Octopus aculeatus d'Orbigny, 1834
Abdopus aculeatus is a small octopus species in the order Octopoda. A. aculeatus has the common name of algae octopus due to its typical resting camouflage, which resembles a gastropod shell overgrown with algae. It is small in size with a mantle around the size of a small orange (~7 cm) and legs 25 cm in length, and is adept at mimicking its surroundings.
Aculeatus has been described as "the only land octopus", because it lives on beaches, walking from one tidal pool to the next as it hunts for crabs. Many octopi can crawl short distances on land when necessary, but no others choose routinely to do this.
World range and habitat
The Algae Octopus is found throughout intertidal zones along the Indonesian, Philippine, and Northern Australian coastlines. They primarily live in areas with abundant sea grass coverage and occupy dens built into the sandy seafloor, which they line with small pebbles. In its resting camouflage, A. aculeatus displays mottled ochre, gray, and brown colors that resemble a shell overgrown with algae, and dark arm bars reminiscent of hermit crab legs.
Algae Octopuses are most active during the day, leaving their dens to forage and returning at night. In some areas (mainly Northern Australia), Algae Octopuses will forage among coral, but typically they do not. They tend to feed on small crustaceans including portunid and calappid crabs by groping and pouncing on small rocks and clusters of algae, and digging into the sand. They will chase their prey by jetting, the act of forcing water out of their siphon in order to propel their body forward, head first. Once they catch their prey they use their sharp beak to "drill" into its exoskeleton and reach the muscle within. Most often they will eat their prey on site, but on occasion when they consume their prey near their den, they will carry the exoskeleton up to a meter away to discard it.
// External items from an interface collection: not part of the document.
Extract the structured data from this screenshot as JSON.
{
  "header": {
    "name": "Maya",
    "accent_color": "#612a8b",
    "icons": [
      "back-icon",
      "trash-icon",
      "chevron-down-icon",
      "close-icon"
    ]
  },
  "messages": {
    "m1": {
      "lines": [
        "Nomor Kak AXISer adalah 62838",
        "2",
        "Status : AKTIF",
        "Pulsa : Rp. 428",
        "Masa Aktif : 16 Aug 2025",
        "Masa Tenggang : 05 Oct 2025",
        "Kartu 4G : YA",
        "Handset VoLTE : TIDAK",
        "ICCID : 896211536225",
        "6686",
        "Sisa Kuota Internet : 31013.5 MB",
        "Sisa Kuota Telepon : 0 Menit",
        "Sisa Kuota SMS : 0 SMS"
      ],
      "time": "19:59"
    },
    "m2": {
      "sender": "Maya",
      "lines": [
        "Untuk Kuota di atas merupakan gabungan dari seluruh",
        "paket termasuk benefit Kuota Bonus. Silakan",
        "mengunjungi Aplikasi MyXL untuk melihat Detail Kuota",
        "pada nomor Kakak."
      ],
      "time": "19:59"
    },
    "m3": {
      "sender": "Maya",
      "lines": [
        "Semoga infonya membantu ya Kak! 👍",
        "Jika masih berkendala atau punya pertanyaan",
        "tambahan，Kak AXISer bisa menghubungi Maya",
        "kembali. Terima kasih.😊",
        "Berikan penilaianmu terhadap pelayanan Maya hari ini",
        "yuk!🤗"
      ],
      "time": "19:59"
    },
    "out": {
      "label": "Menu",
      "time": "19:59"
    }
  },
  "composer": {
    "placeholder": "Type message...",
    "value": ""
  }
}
A. aculeatus demonstrates one of the most complex mating cultures of any documented octopus species. They participate in three distinct mating strategies: mate guarding, transient copulation, and sneaker mating. Larger males and females will have adjacent dens, where the male is able to extend his mating arm (hectocotylus) to the female's den, while resting in his own. These two individuals are paired and mate repeatedly for up to a week. However, the female does not remain monogamous to her mate, and may respond to sneaker mating from other males. In this instance, the guarding male may be present or away foraging, and a smaller male (the sneaker) approaches the female’s den from an angle obstructed from the guarding male, sometimes camouflaged as a small female itself, to mate with the female. The third mating tactic is transient copulation, where a male will mate with an opportunistic female (typically smaller than the guarded females) that he encounters while foraging. In all cases of successful copulation, the male uses the hectocotylus to transfer sperm packages (spermatophores) to the female. After successful mating, female will retreat to her den and cover the entrance with rubble. She remains in her den for several days, spawning multiple festoons equating to thousands of eggs. After spawning, she will remain with her eggs until they hatch, cleaning and caring for them. The hatchlings are planktonic (~2mm in size) and will not have parental protection after hatching, as algae octopuses are semelparous, dying shortly after their young are hatched. As the hatchlings grow larger, they remain in the intertidal zones and begin to burrow into the sandy bottom.
Juvenile and adult algae octopuses have a unique method of locomotion. In addition to the common tactics of swimming, crawling and jetting, algae octopuses participate in upright, bi-pedal locomotion. This is a fast method of movement used for escape and often paired with crypsis, or camouflage to mimic surrounding sea grass.
Octopus bimaculoides may be a closely related species, as the two share many skin components that are the basis for their camouflage tactics, though this may also be evidence of evolutionary convergence.
- Thought octopuses only live in water? Watch David Attenborough explain how the only land octopus hunts
- Huffard, Christine L. (2007), "Ethogram of Abdopus Aculeatus (d'Orbigny, 1834) (Cephalopoda: Octopodidae): Can Behavioural Characters Inform Octopodid Taxomony and Systematics?" (PDF), Journal of Molluscan Studies, 73 (2): 93–185, doi:10.1093/mollus/eym015
- Huffard, Christine L.; Caldwell, Roy L.; Boneka, Farnis (2008). "Mating behavior of Abdopus aculeatus (d’Orbigny 1834) (Cephalopoda: Octopodidae) in the wild" (PDF). Marine Biology. 154 (2): 353–362. ISSN 0025-3162. doi:10.1007/s00227-008-0930-2.
- Huffard, C. L. (2006). "Locomotion by Abdopus aculeatus (Cephalopoda: Octopodidae): walking the line between primary and secondary defenses". Journal of Experimental Biology. 209 (19): 3697–3707. ISSN 0022-0949. PMID 16985187. doi:10.1242/jeb.02435.